From an embattled Sir Howard Elston, embedded with the SAS overlooking Gretna Green.
Soldiers around me are cleaning their weapons, writing letters home and solemnly singing patriotic songs as they wait for the go ahead to roll North towards the Scottish border.
“We were down in Aldershot when we got the call,” quipped a corporal who did not want to give his name but spoke with a soft Lincolnshire accent. “We were told to head to Command Post DR5 which is code for Operation Hadrian’s Wall.”
These men will be the shock troops that will wrest back Wedtminster authority should Scotland vote to go it alone.
Quietly and with a firm but steady eye, Prime Minister David Cameron walks anonymously among the troops, praying with them, lightly laughing at their combat humour, listening to their stories of family, hearth and flatscreen….spreading a bit of Our Davey in the night.
Tanks are massed near Berwick on Tweed, I am told, and all known fishing trawlers from Hull and Fleetwood harbours have been commandeered to sequester the nuclear base at Faslane base on the Clyde estuary.
In addition bus drivers from Newcastle have been dragooned to take over all municipal transport systems and encircle all local Irn Bru bottling plants in and around the Edinburgh and Glasgow conurbations.
Overhead, a pair of Drones silently whisper as they prepare for bombing runs over Alloa and Leshmahagow.
And in local villages near this encampment, men point to the pilotless planes and tell their sons how these airborne weapons saved mankind over Iraq and Afghanistan. And how they will spread freedom to the folk North of the border
(A Ministry of Defence ‘Black Pen’ censorship order has excised the following four paragraphs about population control, the arrest of Alec Salmond and restoration of authorised media.)
Meanwhile, as I squat in the mud of North Cumbria, eating my black pudding and chips take away, I watch as the initial warning flares erupt from nearby hills.

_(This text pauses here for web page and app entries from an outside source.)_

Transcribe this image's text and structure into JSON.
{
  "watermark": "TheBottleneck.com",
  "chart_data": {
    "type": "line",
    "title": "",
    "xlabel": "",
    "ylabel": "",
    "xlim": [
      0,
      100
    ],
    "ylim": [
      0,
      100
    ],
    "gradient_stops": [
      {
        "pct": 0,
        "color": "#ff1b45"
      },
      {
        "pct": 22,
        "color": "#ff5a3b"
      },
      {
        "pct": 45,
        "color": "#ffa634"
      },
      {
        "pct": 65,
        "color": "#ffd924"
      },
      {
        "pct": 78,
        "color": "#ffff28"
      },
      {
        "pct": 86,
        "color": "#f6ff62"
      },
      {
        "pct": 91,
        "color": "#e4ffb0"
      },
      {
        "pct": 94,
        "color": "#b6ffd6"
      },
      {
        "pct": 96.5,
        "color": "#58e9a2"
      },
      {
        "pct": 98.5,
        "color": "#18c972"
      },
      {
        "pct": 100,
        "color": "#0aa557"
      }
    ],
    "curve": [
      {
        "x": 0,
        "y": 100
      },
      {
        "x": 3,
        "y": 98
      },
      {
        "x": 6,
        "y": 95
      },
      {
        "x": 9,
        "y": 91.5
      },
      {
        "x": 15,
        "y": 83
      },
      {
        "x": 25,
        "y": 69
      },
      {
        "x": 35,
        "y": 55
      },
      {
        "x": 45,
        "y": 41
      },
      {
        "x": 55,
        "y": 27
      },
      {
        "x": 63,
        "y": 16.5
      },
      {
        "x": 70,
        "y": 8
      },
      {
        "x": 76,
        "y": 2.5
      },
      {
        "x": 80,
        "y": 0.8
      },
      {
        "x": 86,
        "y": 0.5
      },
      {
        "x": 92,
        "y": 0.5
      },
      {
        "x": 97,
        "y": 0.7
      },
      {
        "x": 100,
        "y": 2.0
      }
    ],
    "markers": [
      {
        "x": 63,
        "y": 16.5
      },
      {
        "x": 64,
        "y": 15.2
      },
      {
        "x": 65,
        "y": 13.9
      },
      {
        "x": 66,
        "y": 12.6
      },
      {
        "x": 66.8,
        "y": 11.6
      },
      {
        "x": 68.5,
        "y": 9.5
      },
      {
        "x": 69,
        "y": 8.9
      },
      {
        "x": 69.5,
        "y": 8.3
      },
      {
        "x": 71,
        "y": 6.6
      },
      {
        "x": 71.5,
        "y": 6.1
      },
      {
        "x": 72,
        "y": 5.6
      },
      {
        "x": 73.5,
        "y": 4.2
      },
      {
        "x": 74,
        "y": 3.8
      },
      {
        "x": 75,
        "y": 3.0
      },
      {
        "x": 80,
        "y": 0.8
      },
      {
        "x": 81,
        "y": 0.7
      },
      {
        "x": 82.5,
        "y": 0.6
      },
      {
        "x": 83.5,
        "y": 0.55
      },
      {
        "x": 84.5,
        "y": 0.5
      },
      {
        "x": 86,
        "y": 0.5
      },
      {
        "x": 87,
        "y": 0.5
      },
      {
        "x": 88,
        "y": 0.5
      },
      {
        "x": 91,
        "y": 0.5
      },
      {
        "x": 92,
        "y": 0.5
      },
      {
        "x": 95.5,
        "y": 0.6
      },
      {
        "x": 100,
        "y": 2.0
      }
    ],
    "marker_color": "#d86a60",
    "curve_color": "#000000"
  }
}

With me is Phil, a second had clear dealer from Leeds, who has volunteered for the attack. “It is a matter of Queen and country,” he chirped as he gripped his claymore and fondled his MCC tie.
A military aide de camp has given me a chemical warfare protection suit and copies of both the Scottish Sun and a book of Rabbie Burns poetry as cover before I tentatively follow a small squad of Marines into foreign territory.
I wait for dawn and the lieutenant’s whistle the to go over the top.
SIR HOWARD WILL BE FILING REPORTS FROM INVASION HQ IF AND WHEN HE CAN